And so with these babes, let us too humble ourselves to be born again as children as we have been in our Baptism, that we might laud and honor this Son of David, this Son of the Father who has come to save us. This obedient Son is here, in His Father’s house, about His Father’s business; and that business is attending to you. From the mount of His Cross, all the graces of the temple are now poured forth for you, and out of the mouth of this beloved Son pours wisdom, grace, and mercy like an everflowing stream. By Baptism you have been cleansed by water and the Word, made vessels of His sanctifying grace, so that the wisdom which He outpours may fill you to the brim. And so do not be ashamed to repeat His Words, to grasp onto the gift of His wisdom which He has given you in His Church. By this Word, by this Word preached here and joined to water and to bread and wine, you too will grow in wisdom and stature. And even though our buildings made of stone may burn to the ground, even though all of our best made plans will be undone, you will always have the temple of Jesus Christ in Word and flesh, you will always have this babe to cling to. Hear His blessèd Words, ponder them in your hearts at all times, and let us too join the song of the children: “Hosanna to the Son of David!” Lord save us now. In His ☩ Name; Amen.

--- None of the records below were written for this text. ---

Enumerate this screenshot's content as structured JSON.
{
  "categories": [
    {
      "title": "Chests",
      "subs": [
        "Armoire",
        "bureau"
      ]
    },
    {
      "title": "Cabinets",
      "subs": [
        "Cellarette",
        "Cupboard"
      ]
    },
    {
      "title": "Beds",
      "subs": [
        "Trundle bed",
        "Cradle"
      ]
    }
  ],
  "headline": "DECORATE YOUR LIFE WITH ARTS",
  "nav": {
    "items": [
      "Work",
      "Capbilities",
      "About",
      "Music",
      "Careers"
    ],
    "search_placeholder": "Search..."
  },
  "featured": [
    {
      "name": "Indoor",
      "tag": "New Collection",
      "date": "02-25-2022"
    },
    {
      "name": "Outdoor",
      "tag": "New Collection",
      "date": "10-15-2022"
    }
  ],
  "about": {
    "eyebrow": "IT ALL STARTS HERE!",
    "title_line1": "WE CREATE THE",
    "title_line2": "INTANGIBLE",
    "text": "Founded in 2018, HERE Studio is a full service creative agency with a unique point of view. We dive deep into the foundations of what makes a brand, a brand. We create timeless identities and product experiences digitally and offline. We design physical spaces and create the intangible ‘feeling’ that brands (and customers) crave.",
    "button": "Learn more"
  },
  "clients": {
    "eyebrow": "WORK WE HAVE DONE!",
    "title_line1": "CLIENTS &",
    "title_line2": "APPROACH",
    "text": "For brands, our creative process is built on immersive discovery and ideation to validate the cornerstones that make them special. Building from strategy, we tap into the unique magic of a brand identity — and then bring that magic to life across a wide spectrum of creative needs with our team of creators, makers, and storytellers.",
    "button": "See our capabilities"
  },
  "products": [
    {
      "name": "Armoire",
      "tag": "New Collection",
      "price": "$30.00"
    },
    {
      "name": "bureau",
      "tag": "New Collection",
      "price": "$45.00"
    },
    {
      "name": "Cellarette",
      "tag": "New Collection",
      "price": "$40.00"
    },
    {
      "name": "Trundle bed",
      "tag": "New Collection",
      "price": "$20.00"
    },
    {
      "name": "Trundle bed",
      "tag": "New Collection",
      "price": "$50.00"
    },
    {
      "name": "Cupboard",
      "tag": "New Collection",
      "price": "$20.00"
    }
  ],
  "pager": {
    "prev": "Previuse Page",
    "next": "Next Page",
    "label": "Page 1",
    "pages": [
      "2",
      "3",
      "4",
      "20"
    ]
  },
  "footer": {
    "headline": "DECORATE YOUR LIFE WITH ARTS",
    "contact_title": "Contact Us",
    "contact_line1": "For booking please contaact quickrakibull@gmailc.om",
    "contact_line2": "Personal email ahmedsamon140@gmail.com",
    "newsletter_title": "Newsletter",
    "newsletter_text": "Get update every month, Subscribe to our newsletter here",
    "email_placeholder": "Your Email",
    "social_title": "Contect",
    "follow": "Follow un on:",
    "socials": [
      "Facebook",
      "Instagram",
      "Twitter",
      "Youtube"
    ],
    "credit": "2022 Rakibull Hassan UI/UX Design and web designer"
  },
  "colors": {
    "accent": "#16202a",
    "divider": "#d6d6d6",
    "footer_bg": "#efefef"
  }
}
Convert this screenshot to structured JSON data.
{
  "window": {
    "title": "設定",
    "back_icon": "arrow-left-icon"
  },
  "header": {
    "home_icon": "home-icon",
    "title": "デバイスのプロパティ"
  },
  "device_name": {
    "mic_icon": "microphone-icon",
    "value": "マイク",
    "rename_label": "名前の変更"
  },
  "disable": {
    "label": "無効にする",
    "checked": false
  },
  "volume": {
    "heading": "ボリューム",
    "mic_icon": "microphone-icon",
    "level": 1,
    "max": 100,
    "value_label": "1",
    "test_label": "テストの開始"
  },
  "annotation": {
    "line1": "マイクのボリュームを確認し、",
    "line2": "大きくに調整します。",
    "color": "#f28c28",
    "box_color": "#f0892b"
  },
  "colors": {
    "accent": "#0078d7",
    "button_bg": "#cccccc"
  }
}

The peace of God, which surpasses all understanding, guard your hearts and minds through Christ Jesus; Amen.